The basic theory that Hall is pushing is that the transmission pipelines that run under cities' rights of way are actually distribution lines, similar to cable and electrical lines, and therefore the owners are subject to municipal franchise fees.
"The law requires anyone using public property to get the consent of cities to use public property," says Hall, who claims that a number of companies have simply trespassed on public property without permission. "We've found 'em. Now they are all upset because they've essentially stolen public property, didn't get the consent, and don't want to pay for it."
Some companies have even been making money off the use of municipal property that they never had rights to in the first place, Hall claims. "There are so many tricks that have gone on, it's almost unforgivable what we've discovered," he says. "People are not only using public property, but in some cases leasing public property for profit. Those people who are doing that would not like this [litigation] to go on. They'd like to kill it."
His predecessor as city attorney, Clarence West, credits Hall with pointing the way to a line of litigation that could mean big bucks for taxpayers and attorneys. West himself is considering signing on some municipal clients of his own for similar lawsuits.
"In my looking at the statutes, I think the pipeline companies have to have consent of the cities," says West, now with the firm of Dow Cogburn & Friedman. "I think they have to pay street rental fees. What the magnitude of the fees are will be determined by how many streets they cross. In aggregate, it could perhaps add up to a substantial amount of money."
Hall's targets apparently think so, too, because they're going all out to exterminate the litigation before it spreads. A raft of energy companies have formed the Texas Energy Coalition Against Lawsuit Abuse, with Fulbright & Jaworski as their counsel, and they've launched a publicity and lobbying campaign utilizing consultant Denis Calabrese and Austin publicist David Weeks, among others. Hall labels the maneuver a propaganda effort by the coalition members because "they can't win in court, and they're trying to win it now by causing cities not to collect the money." The coalition, Hall claims, is hoping to stall litigation until the next Legislature, when they can get designer legislation from compliant lawmakers to immunize pipeline companies from the municipalities' claims.
Calabrese says Hall's argument that the pipeline companies owe the cities 2 percent to 4 percent of their gross receipts doesn't make sense.

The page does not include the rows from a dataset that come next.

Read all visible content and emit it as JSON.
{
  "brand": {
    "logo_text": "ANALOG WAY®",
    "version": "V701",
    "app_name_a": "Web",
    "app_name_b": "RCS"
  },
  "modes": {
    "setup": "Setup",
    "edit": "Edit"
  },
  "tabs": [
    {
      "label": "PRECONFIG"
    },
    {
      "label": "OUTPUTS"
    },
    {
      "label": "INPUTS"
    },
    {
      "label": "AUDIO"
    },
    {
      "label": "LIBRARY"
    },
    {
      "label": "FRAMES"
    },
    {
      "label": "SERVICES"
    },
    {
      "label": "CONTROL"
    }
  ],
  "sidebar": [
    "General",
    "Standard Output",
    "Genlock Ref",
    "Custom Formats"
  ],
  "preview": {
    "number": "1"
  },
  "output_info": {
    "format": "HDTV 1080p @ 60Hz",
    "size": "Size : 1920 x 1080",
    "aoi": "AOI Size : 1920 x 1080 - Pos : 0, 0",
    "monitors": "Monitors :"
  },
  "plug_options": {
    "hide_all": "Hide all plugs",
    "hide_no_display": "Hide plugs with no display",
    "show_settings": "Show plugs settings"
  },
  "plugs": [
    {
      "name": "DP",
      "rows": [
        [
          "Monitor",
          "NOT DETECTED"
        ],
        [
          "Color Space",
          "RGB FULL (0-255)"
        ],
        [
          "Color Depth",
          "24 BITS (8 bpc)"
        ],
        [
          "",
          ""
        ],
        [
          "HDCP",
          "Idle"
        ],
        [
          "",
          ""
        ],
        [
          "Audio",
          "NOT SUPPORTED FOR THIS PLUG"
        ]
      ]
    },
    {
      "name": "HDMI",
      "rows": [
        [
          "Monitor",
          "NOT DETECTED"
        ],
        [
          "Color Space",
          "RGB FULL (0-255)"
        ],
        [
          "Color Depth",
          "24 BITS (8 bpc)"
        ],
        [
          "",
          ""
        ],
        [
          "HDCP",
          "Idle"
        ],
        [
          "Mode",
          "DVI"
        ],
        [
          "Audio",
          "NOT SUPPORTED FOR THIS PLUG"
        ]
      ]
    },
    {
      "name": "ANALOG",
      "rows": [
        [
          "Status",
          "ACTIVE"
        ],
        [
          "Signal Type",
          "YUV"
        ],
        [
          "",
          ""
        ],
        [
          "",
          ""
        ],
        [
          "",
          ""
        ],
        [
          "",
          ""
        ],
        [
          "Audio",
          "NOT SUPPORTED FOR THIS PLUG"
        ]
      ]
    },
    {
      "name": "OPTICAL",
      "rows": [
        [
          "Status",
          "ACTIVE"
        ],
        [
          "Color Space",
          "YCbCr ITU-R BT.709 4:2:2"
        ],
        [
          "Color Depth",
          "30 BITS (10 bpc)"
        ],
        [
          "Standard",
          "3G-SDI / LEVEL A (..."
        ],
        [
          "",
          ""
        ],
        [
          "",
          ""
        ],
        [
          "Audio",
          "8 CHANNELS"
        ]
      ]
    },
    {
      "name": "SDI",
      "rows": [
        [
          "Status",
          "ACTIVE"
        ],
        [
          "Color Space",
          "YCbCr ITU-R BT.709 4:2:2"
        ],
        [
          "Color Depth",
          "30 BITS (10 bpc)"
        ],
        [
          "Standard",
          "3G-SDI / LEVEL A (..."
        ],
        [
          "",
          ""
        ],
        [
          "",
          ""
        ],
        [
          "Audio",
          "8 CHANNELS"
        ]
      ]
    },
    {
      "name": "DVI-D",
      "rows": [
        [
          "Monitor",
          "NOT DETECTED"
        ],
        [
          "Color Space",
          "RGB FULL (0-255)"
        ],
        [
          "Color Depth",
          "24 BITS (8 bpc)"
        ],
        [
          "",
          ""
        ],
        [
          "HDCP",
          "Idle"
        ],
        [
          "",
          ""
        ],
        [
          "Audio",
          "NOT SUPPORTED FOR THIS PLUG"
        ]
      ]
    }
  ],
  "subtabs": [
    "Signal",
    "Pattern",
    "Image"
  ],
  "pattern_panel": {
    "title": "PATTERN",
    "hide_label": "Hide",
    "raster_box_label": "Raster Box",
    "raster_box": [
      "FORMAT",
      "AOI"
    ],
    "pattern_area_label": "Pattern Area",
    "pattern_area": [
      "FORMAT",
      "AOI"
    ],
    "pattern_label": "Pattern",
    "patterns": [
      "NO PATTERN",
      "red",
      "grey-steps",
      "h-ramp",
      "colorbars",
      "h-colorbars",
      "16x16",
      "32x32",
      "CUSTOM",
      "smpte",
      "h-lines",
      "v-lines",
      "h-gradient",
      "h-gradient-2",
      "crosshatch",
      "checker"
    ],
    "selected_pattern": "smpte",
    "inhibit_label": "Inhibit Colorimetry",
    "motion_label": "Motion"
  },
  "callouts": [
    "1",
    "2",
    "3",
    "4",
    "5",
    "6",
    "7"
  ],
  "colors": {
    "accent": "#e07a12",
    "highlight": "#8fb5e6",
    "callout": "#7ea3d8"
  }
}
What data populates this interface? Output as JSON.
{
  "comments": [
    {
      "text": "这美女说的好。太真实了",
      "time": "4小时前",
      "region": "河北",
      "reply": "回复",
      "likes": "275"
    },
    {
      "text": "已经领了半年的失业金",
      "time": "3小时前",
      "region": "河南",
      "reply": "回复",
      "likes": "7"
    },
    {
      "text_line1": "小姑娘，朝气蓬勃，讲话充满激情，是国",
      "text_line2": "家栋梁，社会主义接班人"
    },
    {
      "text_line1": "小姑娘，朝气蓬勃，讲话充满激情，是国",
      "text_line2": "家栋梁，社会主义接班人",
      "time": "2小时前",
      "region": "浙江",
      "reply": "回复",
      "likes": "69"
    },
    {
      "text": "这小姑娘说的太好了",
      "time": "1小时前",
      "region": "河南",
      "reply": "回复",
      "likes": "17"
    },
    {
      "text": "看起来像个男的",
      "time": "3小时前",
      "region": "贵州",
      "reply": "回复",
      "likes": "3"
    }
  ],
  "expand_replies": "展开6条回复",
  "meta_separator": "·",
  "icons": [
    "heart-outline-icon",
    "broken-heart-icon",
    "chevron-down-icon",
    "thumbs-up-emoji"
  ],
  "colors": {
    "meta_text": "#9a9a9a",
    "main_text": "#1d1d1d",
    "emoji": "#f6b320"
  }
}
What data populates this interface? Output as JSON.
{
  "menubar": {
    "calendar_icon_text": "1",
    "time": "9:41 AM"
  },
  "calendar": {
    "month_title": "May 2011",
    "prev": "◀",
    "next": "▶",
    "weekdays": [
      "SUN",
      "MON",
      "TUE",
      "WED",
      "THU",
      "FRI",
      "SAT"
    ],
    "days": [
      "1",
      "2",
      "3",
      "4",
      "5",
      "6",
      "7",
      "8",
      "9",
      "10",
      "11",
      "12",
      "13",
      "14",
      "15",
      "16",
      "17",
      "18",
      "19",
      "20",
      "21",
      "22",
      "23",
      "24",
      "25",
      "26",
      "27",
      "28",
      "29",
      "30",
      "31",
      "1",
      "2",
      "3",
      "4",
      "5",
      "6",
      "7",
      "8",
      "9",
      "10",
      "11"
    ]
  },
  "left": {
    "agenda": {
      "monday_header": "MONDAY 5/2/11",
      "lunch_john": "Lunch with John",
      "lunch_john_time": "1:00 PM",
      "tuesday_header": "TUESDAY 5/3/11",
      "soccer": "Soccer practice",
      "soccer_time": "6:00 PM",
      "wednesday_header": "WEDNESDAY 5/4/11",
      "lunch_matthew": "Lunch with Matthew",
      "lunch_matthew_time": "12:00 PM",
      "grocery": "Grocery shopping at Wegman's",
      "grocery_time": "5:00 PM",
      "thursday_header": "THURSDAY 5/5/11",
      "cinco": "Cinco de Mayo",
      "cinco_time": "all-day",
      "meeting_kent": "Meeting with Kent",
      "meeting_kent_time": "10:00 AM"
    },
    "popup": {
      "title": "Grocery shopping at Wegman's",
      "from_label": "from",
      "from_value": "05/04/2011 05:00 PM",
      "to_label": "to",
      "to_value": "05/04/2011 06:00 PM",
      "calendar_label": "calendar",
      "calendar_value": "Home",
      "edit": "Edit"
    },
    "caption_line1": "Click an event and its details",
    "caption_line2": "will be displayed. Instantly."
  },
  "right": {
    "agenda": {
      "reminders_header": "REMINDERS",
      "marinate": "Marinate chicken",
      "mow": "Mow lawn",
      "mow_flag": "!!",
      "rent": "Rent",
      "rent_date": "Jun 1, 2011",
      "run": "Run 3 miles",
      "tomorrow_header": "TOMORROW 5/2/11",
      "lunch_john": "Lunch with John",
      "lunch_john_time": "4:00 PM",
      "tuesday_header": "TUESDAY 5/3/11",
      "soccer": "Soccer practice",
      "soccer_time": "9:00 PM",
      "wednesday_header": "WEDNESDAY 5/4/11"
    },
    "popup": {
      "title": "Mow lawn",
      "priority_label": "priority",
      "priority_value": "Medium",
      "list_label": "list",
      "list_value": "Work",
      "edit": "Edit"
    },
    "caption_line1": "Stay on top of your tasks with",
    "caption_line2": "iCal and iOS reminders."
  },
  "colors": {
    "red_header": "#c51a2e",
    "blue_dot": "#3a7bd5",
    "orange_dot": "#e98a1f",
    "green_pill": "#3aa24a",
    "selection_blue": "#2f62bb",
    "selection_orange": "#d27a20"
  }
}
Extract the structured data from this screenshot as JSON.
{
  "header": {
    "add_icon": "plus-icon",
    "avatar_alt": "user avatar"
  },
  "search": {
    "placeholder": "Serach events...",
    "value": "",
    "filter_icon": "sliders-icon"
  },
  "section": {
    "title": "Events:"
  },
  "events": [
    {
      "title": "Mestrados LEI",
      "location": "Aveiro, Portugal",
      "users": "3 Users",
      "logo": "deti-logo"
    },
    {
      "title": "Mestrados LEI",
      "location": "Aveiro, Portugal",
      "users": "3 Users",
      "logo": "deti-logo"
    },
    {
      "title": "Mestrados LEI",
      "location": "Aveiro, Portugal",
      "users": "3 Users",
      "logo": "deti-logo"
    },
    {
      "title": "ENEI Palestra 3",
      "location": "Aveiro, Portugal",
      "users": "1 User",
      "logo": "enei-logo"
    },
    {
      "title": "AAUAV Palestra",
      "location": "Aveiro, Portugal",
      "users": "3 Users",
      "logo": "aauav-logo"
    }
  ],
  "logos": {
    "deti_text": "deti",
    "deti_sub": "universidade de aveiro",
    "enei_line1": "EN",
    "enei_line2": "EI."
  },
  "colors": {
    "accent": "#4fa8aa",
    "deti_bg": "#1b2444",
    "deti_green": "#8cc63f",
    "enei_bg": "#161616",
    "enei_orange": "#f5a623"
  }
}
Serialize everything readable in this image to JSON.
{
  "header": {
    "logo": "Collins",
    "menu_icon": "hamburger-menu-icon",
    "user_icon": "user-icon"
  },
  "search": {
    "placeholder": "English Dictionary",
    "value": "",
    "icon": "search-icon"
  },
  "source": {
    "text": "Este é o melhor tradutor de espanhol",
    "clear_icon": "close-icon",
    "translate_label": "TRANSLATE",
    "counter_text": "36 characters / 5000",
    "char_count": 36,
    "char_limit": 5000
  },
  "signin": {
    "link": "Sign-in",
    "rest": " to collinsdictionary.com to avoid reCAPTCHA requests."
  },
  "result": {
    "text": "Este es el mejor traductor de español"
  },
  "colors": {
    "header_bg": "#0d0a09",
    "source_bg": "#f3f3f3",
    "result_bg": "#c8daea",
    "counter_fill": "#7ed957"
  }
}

"[Company officials] have been in meetings with Hall, where they say 'What do you mean, how can we have 2 to 4 percent of gross sales? We don't make sales,'" Calabrese claims. "Hall says, 'Then, maybe we need to talk about another way to base this on.'"